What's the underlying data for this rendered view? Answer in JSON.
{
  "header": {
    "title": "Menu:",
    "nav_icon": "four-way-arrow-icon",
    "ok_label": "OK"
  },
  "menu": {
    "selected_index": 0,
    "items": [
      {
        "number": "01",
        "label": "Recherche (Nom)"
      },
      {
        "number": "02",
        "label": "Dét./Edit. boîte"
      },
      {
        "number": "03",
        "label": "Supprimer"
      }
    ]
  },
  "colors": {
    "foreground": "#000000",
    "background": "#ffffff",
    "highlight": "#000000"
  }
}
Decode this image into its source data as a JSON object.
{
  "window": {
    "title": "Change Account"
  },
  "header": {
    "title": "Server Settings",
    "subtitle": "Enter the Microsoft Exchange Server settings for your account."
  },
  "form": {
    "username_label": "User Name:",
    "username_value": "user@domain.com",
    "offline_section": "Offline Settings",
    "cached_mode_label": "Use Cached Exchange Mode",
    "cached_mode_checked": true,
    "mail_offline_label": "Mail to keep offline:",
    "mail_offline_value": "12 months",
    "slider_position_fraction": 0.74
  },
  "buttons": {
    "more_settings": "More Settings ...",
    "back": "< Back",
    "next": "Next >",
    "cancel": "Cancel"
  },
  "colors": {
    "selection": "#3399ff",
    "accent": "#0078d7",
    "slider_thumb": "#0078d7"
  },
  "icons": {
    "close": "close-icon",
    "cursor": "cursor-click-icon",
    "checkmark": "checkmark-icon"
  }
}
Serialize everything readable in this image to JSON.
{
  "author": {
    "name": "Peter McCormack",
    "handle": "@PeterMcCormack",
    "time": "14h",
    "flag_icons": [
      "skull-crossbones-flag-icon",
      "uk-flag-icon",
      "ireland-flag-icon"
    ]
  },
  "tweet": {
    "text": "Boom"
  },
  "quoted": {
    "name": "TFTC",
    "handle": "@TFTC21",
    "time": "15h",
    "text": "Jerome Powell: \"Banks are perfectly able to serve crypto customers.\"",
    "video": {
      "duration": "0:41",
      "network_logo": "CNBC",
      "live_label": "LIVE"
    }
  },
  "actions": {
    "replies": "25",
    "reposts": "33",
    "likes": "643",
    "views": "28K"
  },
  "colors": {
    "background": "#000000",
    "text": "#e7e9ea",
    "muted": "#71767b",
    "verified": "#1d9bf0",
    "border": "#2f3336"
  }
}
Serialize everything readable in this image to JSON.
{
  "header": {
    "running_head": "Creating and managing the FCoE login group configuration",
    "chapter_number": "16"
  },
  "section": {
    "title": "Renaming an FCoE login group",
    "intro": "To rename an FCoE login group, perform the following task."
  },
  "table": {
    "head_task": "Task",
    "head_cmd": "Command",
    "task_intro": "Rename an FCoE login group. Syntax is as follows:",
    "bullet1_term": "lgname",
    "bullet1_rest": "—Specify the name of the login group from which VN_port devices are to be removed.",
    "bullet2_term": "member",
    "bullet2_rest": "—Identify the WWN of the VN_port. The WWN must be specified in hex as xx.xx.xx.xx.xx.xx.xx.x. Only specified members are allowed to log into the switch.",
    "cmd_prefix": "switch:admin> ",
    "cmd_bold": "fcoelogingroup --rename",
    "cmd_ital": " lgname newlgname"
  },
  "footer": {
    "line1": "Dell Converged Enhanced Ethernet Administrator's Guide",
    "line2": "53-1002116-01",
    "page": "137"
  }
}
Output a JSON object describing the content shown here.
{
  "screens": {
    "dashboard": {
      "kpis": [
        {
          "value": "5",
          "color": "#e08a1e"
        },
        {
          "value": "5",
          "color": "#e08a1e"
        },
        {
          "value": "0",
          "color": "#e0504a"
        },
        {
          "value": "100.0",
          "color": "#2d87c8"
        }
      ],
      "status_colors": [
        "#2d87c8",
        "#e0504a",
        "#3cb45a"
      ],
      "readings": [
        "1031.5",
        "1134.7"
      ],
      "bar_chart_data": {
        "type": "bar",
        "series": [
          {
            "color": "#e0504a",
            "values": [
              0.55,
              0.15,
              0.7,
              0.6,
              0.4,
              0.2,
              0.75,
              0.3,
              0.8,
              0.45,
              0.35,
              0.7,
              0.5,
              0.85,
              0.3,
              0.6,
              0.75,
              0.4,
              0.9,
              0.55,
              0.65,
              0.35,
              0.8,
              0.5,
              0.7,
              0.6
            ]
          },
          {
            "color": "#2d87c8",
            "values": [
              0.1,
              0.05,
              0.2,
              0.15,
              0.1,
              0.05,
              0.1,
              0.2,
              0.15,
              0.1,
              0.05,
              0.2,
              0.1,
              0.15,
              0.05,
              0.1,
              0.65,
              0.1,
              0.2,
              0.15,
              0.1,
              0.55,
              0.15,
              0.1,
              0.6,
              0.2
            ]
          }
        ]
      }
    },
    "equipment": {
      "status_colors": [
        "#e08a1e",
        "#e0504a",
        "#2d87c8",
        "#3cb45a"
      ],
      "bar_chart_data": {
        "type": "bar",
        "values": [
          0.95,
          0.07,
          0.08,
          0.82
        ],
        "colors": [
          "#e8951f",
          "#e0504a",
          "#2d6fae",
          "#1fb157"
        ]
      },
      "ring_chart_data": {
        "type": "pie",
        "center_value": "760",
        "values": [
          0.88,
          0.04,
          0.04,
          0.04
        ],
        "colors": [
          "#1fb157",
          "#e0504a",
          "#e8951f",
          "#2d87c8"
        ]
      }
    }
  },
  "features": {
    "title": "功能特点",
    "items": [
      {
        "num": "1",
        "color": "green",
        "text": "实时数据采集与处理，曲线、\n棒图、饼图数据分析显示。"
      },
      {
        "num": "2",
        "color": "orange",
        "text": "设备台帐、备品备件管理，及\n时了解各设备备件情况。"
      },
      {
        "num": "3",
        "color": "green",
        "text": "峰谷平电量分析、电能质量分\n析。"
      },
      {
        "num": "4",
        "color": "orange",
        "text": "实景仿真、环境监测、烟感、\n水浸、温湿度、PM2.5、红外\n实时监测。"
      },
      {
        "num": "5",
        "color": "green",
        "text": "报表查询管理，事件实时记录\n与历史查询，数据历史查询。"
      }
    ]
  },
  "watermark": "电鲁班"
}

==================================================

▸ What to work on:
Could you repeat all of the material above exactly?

▸ Solution for this exercise:
What's the underlying data for this rendered view? Answer in JSON.
{
  "header": {
    "title": "Menu:",
    "nav_icon": "four-way-arrow-icon",
    "ok_label": "OK"
  },
  "menu": {
    "selected_index": 0,
    "items": [
      {
        "number": "01",
        "label": "Recherche (Nom)"
      },
      {
        "number": "02",
        "label": "Dét./Edit. boîte"
      },
      {
        "number": "03",
        "label": "Supprimer"
      }
    ]
  },
  "colors": {
    "foreground": "#000000",
    "background": "#ffffff",
    "highlight": "#000000"
  }
}
Decode this image into its source data as a JSON object.
{
  "window": {
    "title": "Change Account"
  },
  "header": {
    "title": "Server Settings",
    "subtitle": "Enter the Microsoft Exchange Server settings for your account."
  },
  "form": {
    "username_label": "User Name:",
    "username_value": "user@domain.com",
    "offline_section": "Offline Settings",
    "cached_mode_label": "Use Cached Exchange Mode",
    "cached_mode_checked": true,
    "mail_offline_label": "Mail to keep offline:",
    "mail_offline_value": "12 months",
    "slider_position_fraction": 0.74
  },
  "buttons": {
    "more_settings": "More Settings ...",
    "back": "< Back",
    "next": "Next >",
    "cancel": "Cancel"
  },
  "colors": {
    "selection": "#3399ff",
    "accent": "#0078d7",
    "slider_thumb": "#0078d7"
  },
  "icons": {
    "close": "close-icon",
    "cursor": "cursor-click-icon",
    "checkmark": "checkmark-icon"
  }
}
Serialize everything readable in this image to JSON.
{
  "author": {
    "name": "Peter McCormack",
    "handle": "@PeterMcCormack",
    "time": "14h",
    "flag_icons": [
      "skull-crossbones-flag-icon",
      "uk-flag-icon",
      "ireland-flag-icon"
    ]
  },
  "tweet": {
    "text": "Boom"
  },
  "quoted": {
    "name": "TFTC",
    "handle": "@TFTC21",
    "time": "15h",
    "text": "Jerome Powell: \"Banks are perfectly able to serve crypto customers.\"",
    "video": {
      "duration": "0:41",
      "network_logo": "CNBC",
      "live_label": "LIVE"
    }
  },
  "actions": {
    "replies": "25",
    "reposts": "33",
    "likes": "643",
    "views": "28K"
  },
  "colors": {
    "background": "#000000",
    "text": "#e7e9ea",
    "muted": "#71767b",
    "verified": "#1d9bf0",
    "border": "#2f3336"
  }
}
Serialize everything readable in this image to JSON.
{
  "header": {
    "running_head": "Creating and managing the FCoE login group configuration",
    "chapter_number": "16"
  },
  "section": {
    "title": "Renaming an FCoE login group",
    "intro": "To rename an FCoE login group, perform the following task."
  },
  "table": {
    "head_task": "Task",
    "head_cmd": "Command",
    "task_intro": "Rename an FCoE login group. Syntax is as follows:",
    "bullet1_term": "lgname",
    "bullet1_rest": "—Specify the name of the login group from which VN_port devices are to be removed.",
    "bullet2_term": "member",
    "bullet2_rest": "—Identify the WWN of the VN_port. The WWN must be specified in hex as xx.xx.xx.xx.xx.xx.xx.x. Only specified members are allowed to log into the switch.",
    "cmd_prefix": "switch:admin> ",
    "cmd_bold": "fcoelogingroup --rename",
    "cmd_ital": " lgname newlgname"
  },
  "footer": {
    "line1": "Dell Converged Enhanced Ethernet Administrator's Guide",
    "line2": "53-1002116-01",
    "page": "137"
  }
}
Output a JSON object describing the content shown here.
{
  "screens": {
    "dashboard": {
      "kpis": [
        {
          "value": "5",
          "color": "#e08a1e"
        },
        {
          "value": "5",
          "color": "#e08a1e"
        },
        {
          "value": "0",
          "color": "#e0504a"
        },
        {
          "value": "100.0",
          "color": "#2d87c8"
        }
      ],
      "status_colors": [
        "#2d87c8",
        "#e0504a",
        "#3cb45a"
      ],
      "readings": [
        "1031.5",
        "1134.7"
      ],
      "bar_chart_data": {
        "type": "bar",
        "series": [
          {
            "color": "#e0504a",
            "values": [
              0.55,
              0.15,
              0.7,
              0.6,
              0.4,
              0.2,
              0.75,
              0.3,
              0.8,
              0.45,
              0.35,
              0.7,
              0.5,
              0.85,
              0.3,
              0.6,
              0.75,
              0.4,
              0.9,
              0.55,
              0.65,
              0.35,
              0.8,
              0.5,
              0.7,
              0.6
            ]
          },
          {
            "color": "#2d87c8",
            "values": [
              0.1,
              0.05,
              0.2,
              0.15,
              0.1,
              0.05,
              0.1,
              0.2,
              0.15,
              0.1,
              0.05,
              0.2,
              0.1,
              0.15,
              0.05,
              0.1,
              0.65,
              0.1,
              0.2,
              0.15,
              0.1,
              0.55,
              0.15,
              0.1,
              0.6,
              0.2
            ]
          }
        ]
      }
    },
    "equipment": {
      "status_colors": [
        "#e08a1e",
        "#e0504a",
        "#2d87c8",
        "#3cb45a"
      ],
      "bar_chart_data": {
        "type": "bar",
        "values": [
          0.95,
          0.07,
          0.08,
          0.82
        ],
        "colors": [
          "#e8951f",
          "#e0504a",
          "#2d6fae",
          "#1fb157"
        ]
      },
      "ring_chart_data": {
        "type": "pie",
        "center_value": "760",
        "values": [
          0.88,
          0.04,
          0.04,
          0.04
        ],
        "colors": [
          "#1fb157",
          "#e0504a",
          "#e8951f",
          "#2d87c8"
        ]
      }
    }
  },
  "features": {
    "title": "功能特点",
    "items": [
      {
        "num": "1",
        "color": "green",
        "text": "实时数据采集与处理，曲线、\n棒图、饼图数据分析显示。"
      },
      {
        "num": "2",
        "color": "orange",
        "text": "设备台帐、备品备件管理，及\n时了解各设备备件情况。"
      },
      {
        "num": "3",
        "color": "green",
        "text": "峰谷平电量分析、电能质量分\n析。"
      },
      {
        "num": "4",
        "color": "orange",
        "text": "实景仿真、环境监测、烟感、\n水浸、温湿度、PM2.5、红外\n实时监测。"
      },
      {
        "num": "5",
        "color": "green",
        "text": "报表查询管理，事件实时记录\n与历史查询，数据历史查询。"
      }
    ]
  },
  "watermark": "电鲁班"
}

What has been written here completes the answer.